REQUIREMENT: Extract the records in full, leaving every picture out.

+++ INPUT DATA

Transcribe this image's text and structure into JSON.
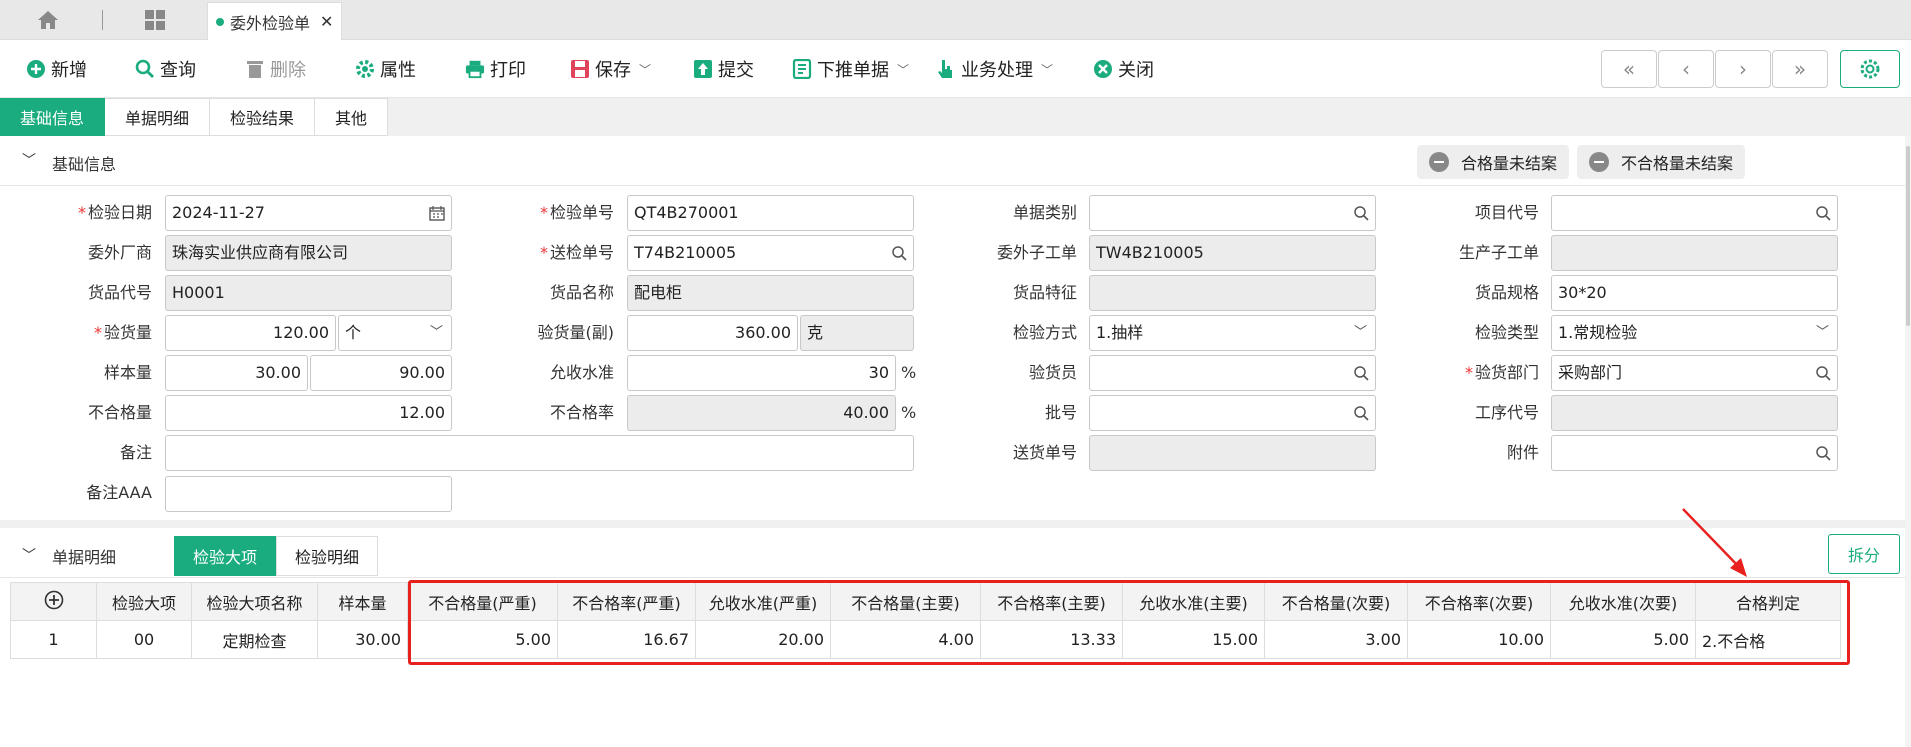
{
  "topbar": {
    "open_tab": "委外检验单"
  },
  "toolbar": {
    "new": "新增",
    "query": "查询",
    "delete": "删除",
    "props": "属性",
    "print": "打印",
    "save": "保存",
    "submit": "提交",
    "push": "下推单据",
    "business": "业务处理",
    "close": "关闭"
  },
  "tabs": [
    "基础信息",
    "单据明细",
    "检验结果",
    "其他"
  ],
  "basic": {
    "title": "基础信息",
    "pill1": "合格量未结案",
    "pill2": "不合格量未结案",
    "labels": {
      "inspect_date": "检验日期",
      "inspect_no": "检验单号",
      "doc_type": "单据类别",
      "project_code": "项目代号",
      "vendor": "委外厂商",
      "send_no": "送检单号",
      "sub_order": "委外子工单",
      "prod_order": "生产子工单",
      "item_code": "货品代号",
      "item_name": "货品名称",
      "item_feature": "货品特征",
      "item_spec": "货品规格",
      "qty": "验货量",
      "qty2": "验货量(副)",
      "method": "检验方式",
      "type": "检验类型",
      "sample": "样本量",
      "aql": "允收水准",
      "inspector": "验货员",
      "dept": "验货部门",
      "ng_qty": "不合格量",
      "ng_rate": "不合格率",
      "batch": "批号",
      "process": "工序代号",
      "remark": "备注",
      "delivery_no": "送货单号",
      "attach": "附件",
      "remark_aaa": "备注AAA"
    },
    "values": {
      "inspect_date": "2024-11-27",
      "inspect_no": "QT4B270001",
      "vendor": "珠海实业供应商有限公司",
      "send_no": "T74B210005",
      "sub_order": "TW4B210005",
      "item_code": "H0001",
      "item_name": "配电柜",
      "item_spec": "30*20",
      "qty": "120.00",
      "qty_unit": "个",
      "qty2": "360.00",
      "qty2_unit": "克",
      "method": "1.抽样",
      "type": "1.常规检验",
      "sample1": "30.00",
      "sample2": "90.00",
      "aql": "30",
      "dept": "采购部门",
      "ng_qty": "12.00",
      "ng_rate": "40.00",
      "pct": "%"
    }
  },
  "detail": {
    "title": "单据明细",
    "tabs": [
      "检验大项",
      "检验明细"
    ],
    "split": "拆分",
    "columns": [
      "检验大项",
      "检验大项名称",
      "样本量",
      "不合格量(严重)",
      "不合格率(严重)",
      "允收水准(严重)",
      "不合格量(主要)",
      "不合格率(主要)",
      "允收水准(主要)",
      "不合格量(次要)",
      "不合格率(次要)",
      "允收水准(次要)",
      "合格判定"
    ],
    "row": [
      "1",
      "00",
      "定期检查",
      "30.00",
      "5.00",
      "16.67",
      "20.00",
      "4.00",
      "13.33",
      "15.00",
      "3.00",
      "10.00",
      "5.00",
      "2.不合格"
    ]
  },
  "colors": {
    "accent": "#1aac7e",
    "highlight": "#e8201e"
  }
}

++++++

RESPONSE:
Transcribe this image's text and structure into JSON.
{
  "topbar": {
    "open_tab": "委外检验单"
  },
  "toolbar": {
    "new": "新增",
    "query": "查询",
    "delete": "删除",
    "props": "属性",
    "print": "打印",
    "save": "保存",
    "submit": "提交",
    "push": "下推单据",
    "business": "业务处理",
    "close": "关闭"
  },
  "tabs": [
    "基础信息",
    "单据明细",
    "检验结果",
    "其他"
  ],
  "basic": {
    "title": "基础信息",
    "pill1": "合格量未结案",
    "pill2": "不合格量未结案",
    "labels": {
      "inspect_date": "检验日期",
      "inspect_no": "检验单号",
      "doc_type": "单据类别",
      "project_code": "项目代号",
      "vendor": "委外厂商",
      "send_no": "送检单号",
      "sub_order": "委外子工单",
      "prod_order": "生产子工单",
      "item_code": "货品代号",
      "item_name": "货品名称",
      "item_feature": "货品特征",
      "item_spec": "货品规格",
      "qty": "验货量",
      "qty2": "验货量(副)",
      "method": "检验方式",
      "type": "检验类型",
      "sample": "样本量",
      "aql": "允收水准",
      "inspector": "验货员",
      "dept": "验货部门",
      "ng_qty": "不合格量",
      "ng_rate": "不合格率",
      "batch": "批号",
      "process": "工序代号",
      "remark": "备注",
      "delivery_no": "送货单号",
      "attach": "附件",
      "remark_aaa": "备注AAA"
    },
    "values": {
      "inspect_date": "2024-11-27",
      "inspect_no": "QT4B270001",
      "vendor": "珠海实业供应商有限公司",
      "send_no": "T74B210005",
      "sub_order": "TW4B210005",
      "item_code": "H0001",
      "item_name": "配电柜",
      "item_spec": "30*20",
      "qty": "120.00",
      "qty_unit": "个",
      "qty2": "360.00",
      "qty2_unit": "克",
      "method": "1.抽样",
      "type": "1.常规检验",
      "sample1": "30.00",
      "sample2": "90.00",
      "aql": "30",
      "dept": "采购部门",
      "ng_qty": "12.00",
      "ng_rate": "40.00",
      "pct": "%"
    }
  },
  "detail": {
    "title": "单据明细",
    "tabs": [
      "检验大项",
      "检验明细"
    ],
    "split": "拆分",
    "columns": [
      "检验大项",
      "检验大项名称",
      "样本量",
      "不合格量(严重)",
      "不合格率(严重)",
      "允收水准(严重)",
      "不合格量(主要)",
      "不合格率(主要)",
      "允收水准(主要)",
      "不合格量(次要)",
      "不合格率(次要)",
      "允收水准(次要)",
      "合格判定"
    ],
    "row": [
      "1",
      "00",
      "定期检查",
      "30.00",
      "5.00",
      "16.67",
      "20.00",
      "4.00",
      "13.33",
      "15.00",
      "3.00",
      "10.00",
      "5.00",
      "2.不合格"
    ]
  },
  "colors": {
    "accent": "#1aac7e",
    "highlight": "#e8201e"
  }
}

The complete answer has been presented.